_Exercise aim_.
From first line to last, write out the data precisely as shown.

=======

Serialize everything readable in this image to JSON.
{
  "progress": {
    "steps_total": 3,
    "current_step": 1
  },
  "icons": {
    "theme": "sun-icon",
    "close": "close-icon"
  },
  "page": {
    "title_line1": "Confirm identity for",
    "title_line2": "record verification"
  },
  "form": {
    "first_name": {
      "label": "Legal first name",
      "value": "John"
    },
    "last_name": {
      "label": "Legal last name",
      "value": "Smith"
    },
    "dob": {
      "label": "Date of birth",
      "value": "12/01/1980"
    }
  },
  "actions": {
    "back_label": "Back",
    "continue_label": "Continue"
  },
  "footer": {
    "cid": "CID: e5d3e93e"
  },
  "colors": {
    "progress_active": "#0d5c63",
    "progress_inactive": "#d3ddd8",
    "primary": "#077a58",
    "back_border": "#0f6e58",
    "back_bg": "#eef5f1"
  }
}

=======

_Solution for this task_.
Serialize everything readable in this image to JSON.
{
  "progress": {
    "steps_total": 3,
    "current_step": 1
  },
  "icons": {
    "theme": "sun-icon",
    "close": "close-icon"
  },
  "page": {
    "title_line1": "Confirm identity for",
    "title_line2": "record verification"
  },
  "form": {
    "first_name": {
      "label": "Legal first name",
      "value": "John"
    },
    "last_name": {
      "label": "Legal last name",
      "value": "Smith"
    },
    "dob": {
      "label": "Date of birth",
      "value": "12/01/1980"
    }
  },
  "actions": {
    "back_label": "Back",
    "continue_label": "Continue"
  },
  "footer": {
    "cid": "CID: e5d3e93e"
  },
  "colors": {
    "progress_active": "#0d5c63",
    "progress_inactive": "#d3ddd8",
    "primary": "#077a58",
    "back_border": "#0f6e58",
    "back_bg": "#eef5f1"
  }
}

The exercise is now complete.